THE DATA START

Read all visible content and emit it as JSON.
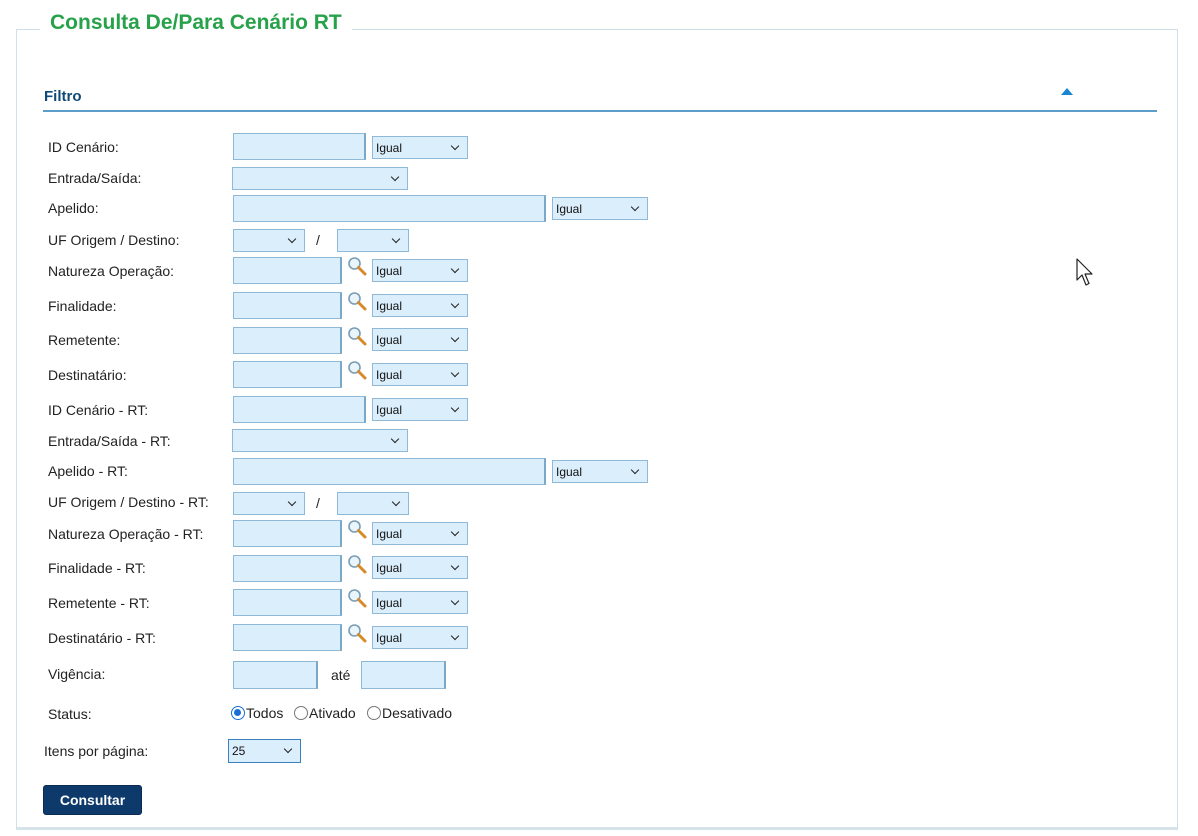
{
  "page": {
    "title": "Consulta De/Para Cenário RT"
  },
  "filter": {
    "title": "Filtro"
  },
  "labels": {
    "id_cenario": "ID Cenário:",
    "entrada_saida": "Entrada/Saída:",
    "apelido": "Apelido:",
    "uf": "UF Origem / Destino:",
    "natureza": "Natureza Operação:",
    "finalidade": "Finalidade:",
    "remetente": "Remetente:",
    "destinatario": "Destinatário:",
    "id_cenario_rt": "ID Cenário - RT:",
    "entrada_saida_rt": "Entrada/Saída - RT:",
    "apelido_rt": "Apelido - RT:",
    "uf_rt": "UF Origem / Destino - RT:",
    "natureza_rt": "Natureza Operação - RT:",
    "finalidade_rt": "Finalidade - RT:",
    "remetente_rt": "Remetente - RT:",
    "destinatario_rt": "Destinatário - RT:",
    "vigencia": "Vigência:",
    "status": "Status:",
    "itens": "Itens por página:"
  },
  "operator": "Igual",
  "uf_separator": "/",
  "vigencia_ate": "até",
  "status_options": [
    "Todos",
    "Ativado",
    "Desativado"
  ],
  "status_selected": "Todos",
  "itens_por_pagina": "25",
  "consultar_label": "Consultar",
  "icons": {
    "lookup": "magnifier-icon",
    "collapse": "caret-up-icon",
    "cursor": "mouse-cursor-icon"
  },
  "colors": {
    "title": "#27a24a",
    "section": "#0f4a78",
    "button": "#0e3a6b",
    "input_bg": "#dbeefc"
  }
}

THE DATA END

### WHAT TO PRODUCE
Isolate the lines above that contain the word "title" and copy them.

### YOUR SOLUTION
    "title": "Consulta De/Para Cenário RT"
    "title": "Filtro"
    "title": "#27a24a",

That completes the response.